* Directions
Find the lines below holding the word "true" and copy each of them.

○ ○ ○

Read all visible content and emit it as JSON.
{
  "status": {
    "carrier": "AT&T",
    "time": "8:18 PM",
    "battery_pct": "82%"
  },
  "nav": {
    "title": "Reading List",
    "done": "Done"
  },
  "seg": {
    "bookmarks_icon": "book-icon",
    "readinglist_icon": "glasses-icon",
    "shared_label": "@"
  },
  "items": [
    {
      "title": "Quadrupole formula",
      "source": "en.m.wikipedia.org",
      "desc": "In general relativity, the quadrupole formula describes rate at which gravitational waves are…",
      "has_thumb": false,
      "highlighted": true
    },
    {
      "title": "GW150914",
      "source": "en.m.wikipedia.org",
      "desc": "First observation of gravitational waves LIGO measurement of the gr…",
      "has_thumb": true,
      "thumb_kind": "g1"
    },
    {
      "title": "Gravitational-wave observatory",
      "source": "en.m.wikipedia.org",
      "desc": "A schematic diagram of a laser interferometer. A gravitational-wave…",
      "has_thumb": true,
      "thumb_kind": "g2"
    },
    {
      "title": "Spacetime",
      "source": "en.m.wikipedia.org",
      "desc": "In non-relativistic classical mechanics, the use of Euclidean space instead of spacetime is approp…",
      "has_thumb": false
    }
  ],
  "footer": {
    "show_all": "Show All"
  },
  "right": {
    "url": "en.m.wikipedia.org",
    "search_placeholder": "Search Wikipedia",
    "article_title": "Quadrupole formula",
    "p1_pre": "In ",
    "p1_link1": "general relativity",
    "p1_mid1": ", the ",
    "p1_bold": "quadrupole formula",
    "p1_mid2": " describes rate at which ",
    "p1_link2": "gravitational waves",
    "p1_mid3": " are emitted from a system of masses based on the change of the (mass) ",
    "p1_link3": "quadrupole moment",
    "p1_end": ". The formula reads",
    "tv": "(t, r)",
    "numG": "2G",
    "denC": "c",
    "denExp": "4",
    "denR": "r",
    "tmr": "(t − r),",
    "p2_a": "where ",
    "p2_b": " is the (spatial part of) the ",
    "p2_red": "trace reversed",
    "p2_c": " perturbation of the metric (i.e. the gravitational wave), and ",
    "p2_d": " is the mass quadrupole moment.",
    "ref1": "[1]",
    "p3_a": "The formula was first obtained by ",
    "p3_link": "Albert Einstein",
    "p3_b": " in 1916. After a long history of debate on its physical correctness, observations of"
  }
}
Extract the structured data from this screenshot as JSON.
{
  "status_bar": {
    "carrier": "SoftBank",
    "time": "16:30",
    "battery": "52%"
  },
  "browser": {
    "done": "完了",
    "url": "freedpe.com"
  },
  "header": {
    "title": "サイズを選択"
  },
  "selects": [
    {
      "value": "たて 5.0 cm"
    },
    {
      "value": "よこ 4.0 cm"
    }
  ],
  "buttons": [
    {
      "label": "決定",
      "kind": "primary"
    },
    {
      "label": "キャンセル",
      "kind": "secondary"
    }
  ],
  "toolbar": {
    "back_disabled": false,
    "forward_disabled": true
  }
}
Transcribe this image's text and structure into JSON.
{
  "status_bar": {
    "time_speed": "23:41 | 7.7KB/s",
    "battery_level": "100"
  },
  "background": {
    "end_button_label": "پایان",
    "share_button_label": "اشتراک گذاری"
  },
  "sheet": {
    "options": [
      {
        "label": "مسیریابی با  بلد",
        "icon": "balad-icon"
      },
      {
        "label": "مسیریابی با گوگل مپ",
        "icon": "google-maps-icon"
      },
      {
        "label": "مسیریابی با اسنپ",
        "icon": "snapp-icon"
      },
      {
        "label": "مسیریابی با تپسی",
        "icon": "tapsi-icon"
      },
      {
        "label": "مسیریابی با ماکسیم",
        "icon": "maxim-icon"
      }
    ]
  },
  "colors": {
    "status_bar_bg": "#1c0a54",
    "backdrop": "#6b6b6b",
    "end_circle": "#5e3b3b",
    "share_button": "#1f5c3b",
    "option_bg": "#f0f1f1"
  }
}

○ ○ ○

* Response box
      "highlighted": true
      "has_thumb": true,
      "has_thumb": true,
    "forward_disabled": true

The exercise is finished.